Throughout the 19th and most of the 20th centuries, Panama exported coffee on a small scale to Western Europe but only gained international acclaim after the 1997 formation of the Specialty Coffee Association of Panama (SCAP). Founded by seven producers in the Boquete and Volcan–Candela regions1, the SCAP recommitted Panama’s growers to producing high-quality over high-yield coffee and worked hard to showcase their beans on the global market. Without question, their efforts have been a resounding success. Today, Panama’s coffee production is 82% arabica and, despite only producing 0.1%2 of the world’s coffee, is globally recognized as one of the finest producers with Panamanian beans regularly winning top prizes at competition and setting new highs for the per pound price of green beans every year since 2014. In 2020, one-pound of Geisha sold for a record-breaking $1,330.50 at auction3.
In addition to ideal topography and a community of committed, eco-friendly, like-minded growers, the indigenous Ngäbe and Buglé Indians play an indispensable role in the success and continuance of Panama’s coffee production. Native to the Comarca, an autonomous reserve within Panama, the Ngäbe and Buglé are the primary carers, harvesters, and quality controllers of Panama’s arabica coffee. Their innate understanding of the highlands, of coffee plants, and of the coffee harvesting process makes the Ngäbe’s and Buglé’s role vital to Panama’s coffee success.

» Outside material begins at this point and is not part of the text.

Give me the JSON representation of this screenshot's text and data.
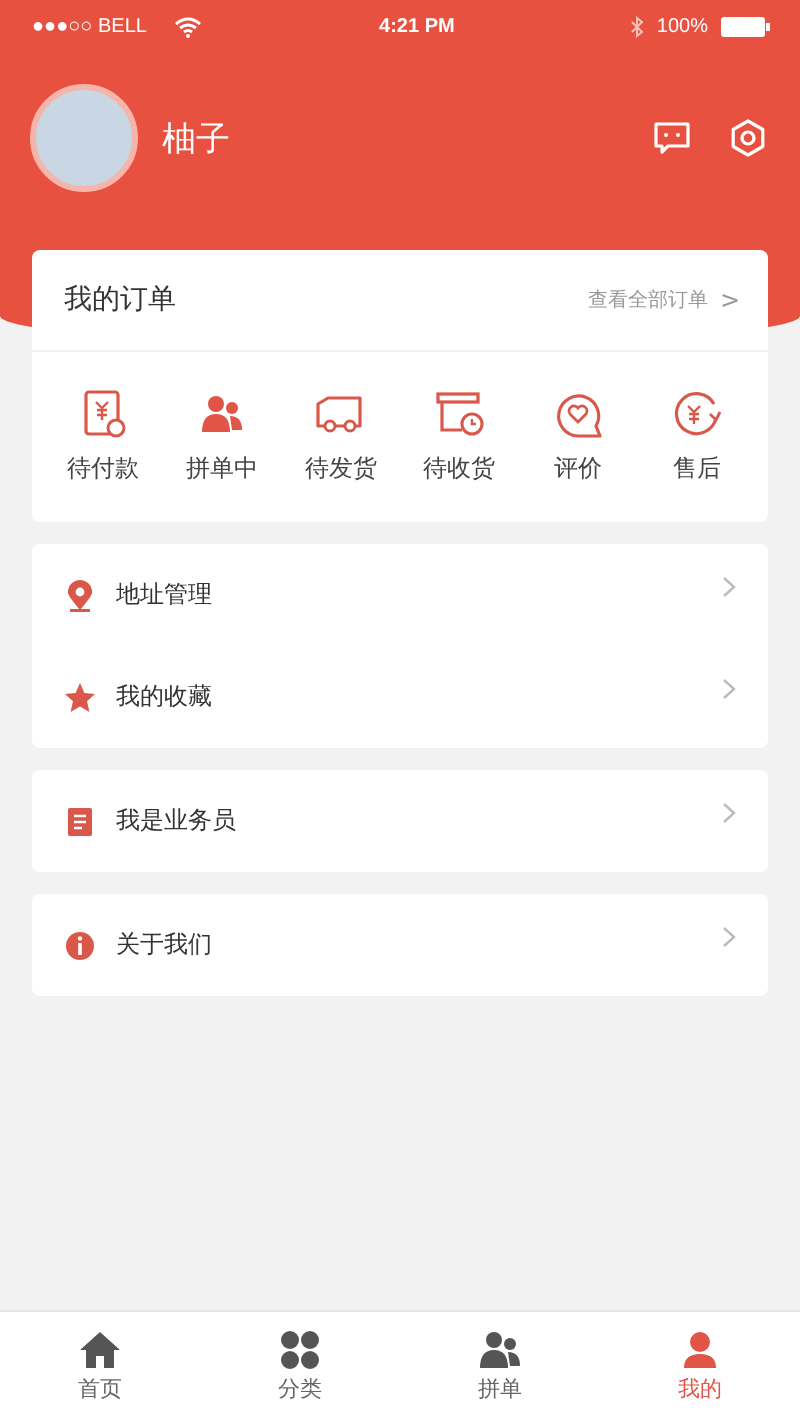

Panamanian coffee is dominated by pure Bourbon, Typica, and Geisha trees, all of which produce moderately to moderately-high acidity, wonderfully smooth, complex beans with lovely, delicate chocolate, caramel, deep berry, and elegant floral tones. To learn about our current Panama coffee offerings, please click here.